■ Work required ■
Work out the count of lines in the entries below that include "title", and write only that count.

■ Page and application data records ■
- - - - - - -
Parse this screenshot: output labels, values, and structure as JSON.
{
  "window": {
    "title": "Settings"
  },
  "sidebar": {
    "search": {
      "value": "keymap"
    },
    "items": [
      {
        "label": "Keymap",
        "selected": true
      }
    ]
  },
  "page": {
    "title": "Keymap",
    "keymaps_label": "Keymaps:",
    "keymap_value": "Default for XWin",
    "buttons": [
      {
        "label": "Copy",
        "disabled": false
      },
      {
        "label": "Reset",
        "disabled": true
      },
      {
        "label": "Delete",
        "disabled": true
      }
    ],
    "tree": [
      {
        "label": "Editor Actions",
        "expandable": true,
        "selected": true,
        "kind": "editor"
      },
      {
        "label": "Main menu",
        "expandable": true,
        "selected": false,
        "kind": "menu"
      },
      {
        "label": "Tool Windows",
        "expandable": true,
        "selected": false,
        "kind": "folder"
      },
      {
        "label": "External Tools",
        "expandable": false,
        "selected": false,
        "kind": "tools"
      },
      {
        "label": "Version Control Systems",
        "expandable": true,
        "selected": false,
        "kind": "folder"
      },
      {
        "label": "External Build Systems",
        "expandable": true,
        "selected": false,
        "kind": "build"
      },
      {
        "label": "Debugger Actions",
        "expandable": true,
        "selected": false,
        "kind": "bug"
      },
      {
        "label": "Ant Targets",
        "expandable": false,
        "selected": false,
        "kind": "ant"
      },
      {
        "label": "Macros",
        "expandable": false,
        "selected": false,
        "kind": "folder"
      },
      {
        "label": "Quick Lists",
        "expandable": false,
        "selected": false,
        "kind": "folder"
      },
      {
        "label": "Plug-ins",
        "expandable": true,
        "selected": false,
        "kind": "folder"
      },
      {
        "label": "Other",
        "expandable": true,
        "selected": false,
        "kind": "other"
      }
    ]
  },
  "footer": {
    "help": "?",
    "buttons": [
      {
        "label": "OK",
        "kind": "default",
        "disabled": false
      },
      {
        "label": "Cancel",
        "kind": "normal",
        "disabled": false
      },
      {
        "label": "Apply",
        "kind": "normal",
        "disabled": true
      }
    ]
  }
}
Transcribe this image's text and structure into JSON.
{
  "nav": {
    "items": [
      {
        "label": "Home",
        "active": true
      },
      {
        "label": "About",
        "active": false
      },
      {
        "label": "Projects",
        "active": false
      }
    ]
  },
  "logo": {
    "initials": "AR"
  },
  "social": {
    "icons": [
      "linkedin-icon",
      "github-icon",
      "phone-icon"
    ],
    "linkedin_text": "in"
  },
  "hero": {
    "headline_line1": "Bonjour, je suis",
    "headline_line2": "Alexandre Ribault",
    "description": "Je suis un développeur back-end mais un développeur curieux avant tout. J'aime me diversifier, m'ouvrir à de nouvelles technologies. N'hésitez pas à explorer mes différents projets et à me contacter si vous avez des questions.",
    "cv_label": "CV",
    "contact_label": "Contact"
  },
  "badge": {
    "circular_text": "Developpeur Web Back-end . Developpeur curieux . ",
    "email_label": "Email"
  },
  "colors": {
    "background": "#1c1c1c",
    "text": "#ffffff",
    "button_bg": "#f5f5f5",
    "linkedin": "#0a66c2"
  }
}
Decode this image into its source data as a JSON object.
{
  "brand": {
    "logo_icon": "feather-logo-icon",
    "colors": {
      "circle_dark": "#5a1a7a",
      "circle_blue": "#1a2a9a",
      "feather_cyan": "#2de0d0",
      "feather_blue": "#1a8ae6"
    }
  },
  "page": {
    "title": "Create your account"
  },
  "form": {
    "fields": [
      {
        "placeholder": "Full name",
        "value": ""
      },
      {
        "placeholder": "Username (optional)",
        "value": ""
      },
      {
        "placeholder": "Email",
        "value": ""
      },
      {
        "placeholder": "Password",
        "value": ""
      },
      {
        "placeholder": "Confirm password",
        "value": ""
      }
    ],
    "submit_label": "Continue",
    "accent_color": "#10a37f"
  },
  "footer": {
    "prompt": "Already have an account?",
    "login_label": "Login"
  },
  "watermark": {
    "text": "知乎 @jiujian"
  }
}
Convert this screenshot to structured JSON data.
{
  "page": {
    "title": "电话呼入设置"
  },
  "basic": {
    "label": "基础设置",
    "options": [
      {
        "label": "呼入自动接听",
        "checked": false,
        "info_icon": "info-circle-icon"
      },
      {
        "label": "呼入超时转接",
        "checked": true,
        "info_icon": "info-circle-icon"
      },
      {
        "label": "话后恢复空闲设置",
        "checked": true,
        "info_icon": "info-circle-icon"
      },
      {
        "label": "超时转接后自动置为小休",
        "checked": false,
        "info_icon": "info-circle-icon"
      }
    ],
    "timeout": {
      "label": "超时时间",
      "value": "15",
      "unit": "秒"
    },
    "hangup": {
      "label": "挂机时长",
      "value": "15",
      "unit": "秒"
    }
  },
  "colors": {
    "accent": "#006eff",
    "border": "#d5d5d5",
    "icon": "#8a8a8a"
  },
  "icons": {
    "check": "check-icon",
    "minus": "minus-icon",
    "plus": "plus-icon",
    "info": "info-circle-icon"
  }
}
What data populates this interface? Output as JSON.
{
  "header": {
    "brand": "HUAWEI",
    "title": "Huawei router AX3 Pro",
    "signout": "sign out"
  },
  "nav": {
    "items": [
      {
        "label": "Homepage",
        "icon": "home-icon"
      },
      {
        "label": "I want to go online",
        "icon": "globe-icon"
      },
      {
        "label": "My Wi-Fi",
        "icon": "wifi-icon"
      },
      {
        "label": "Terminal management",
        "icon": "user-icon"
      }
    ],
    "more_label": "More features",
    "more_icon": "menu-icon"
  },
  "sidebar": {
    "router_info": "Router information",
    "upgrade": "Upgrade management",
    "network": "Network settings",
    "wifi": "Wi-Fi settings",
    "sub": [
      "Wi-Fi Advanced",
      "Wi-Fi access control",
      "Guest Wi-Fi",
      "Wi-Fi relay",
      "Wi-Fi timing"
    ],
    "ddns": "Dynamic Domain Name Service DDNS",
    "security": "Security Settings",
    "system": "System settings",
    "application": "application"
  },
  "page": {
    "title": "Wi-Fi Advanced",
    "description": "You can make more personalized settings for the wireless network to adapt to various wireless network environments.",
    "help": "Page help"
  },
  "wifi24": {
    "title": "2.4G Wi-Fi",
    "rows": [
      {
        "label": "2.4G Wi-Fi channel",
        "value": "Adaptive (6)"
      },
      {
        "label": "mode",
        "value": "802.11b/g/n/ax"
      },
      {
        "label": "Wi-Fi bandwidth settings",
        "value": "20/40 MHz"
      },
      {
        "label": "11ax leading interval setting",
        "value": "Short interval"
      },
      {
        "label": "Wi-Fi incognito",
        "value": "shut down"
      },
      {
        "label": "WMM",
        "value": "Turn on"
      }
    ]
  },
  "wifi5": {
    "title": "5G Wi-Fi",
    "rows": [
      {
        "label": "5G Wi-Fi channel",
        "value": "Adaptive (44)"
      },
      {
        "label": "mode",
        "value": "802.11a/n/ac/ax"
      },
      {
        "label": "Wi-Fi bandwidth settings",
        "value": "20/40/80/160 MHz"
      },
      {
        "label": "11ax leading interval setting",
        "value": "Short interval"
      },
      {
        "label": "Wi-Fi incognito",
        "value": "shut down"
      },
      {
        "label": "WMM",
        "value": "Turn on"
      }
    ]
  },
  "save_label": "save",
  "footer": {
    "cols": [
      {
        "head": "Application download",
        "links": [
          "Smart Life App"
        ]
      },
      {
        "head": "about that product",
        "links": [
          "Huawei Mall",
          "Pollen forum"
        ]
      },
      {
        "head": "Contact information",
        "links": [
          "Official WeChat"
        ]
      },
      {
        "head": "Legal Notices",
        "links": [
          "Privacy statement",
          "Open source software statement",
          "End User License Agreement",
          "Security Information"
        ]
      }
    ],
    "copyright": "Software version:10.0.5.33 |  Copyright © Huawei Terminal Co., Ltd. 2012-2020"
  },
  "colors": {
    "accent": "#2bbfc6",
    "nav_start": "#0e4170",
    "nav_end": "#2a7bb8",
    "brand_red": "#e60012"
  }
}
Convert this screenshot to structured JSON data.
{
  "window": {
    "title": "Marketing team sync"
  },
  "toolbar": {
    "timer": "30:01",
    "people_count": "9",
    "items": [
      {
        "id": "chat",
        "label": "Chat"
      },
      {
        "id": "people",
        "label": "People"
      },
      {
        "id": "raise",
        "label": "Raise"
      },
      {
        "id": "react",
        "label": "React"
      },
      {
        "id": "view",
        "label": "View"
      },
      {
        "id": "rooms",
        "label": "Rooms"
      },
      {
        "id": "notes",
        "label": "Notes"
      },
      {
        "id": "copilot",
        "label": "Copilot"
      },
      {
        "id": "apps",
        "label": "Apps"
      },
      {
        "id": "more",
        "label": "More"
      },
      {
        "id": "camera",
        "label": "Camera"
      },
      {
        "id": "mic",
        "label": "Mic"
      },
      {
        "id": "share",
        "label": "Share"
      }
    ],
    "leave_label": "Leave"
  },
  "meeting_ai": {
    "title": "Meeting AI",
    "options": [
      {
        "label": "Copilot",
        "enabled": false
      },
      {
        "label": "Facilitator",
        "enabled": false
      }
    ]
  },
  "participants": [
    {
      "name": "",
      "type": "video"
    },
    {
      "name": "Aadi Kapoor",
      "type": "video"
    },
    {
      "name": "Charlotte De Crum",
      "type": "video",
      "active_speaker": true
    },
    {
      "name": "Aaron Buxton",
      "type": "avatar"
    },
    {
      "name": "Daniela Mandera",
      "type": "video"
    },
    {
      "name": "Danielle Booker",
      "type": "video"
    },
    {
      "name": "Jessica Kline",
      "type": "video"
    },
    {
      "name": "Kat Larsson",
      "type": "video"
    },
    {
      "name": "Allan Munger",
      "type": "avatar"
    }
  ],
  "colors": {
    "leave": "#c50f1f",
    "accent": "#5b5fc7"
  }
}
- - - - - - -
■ Task result ■
10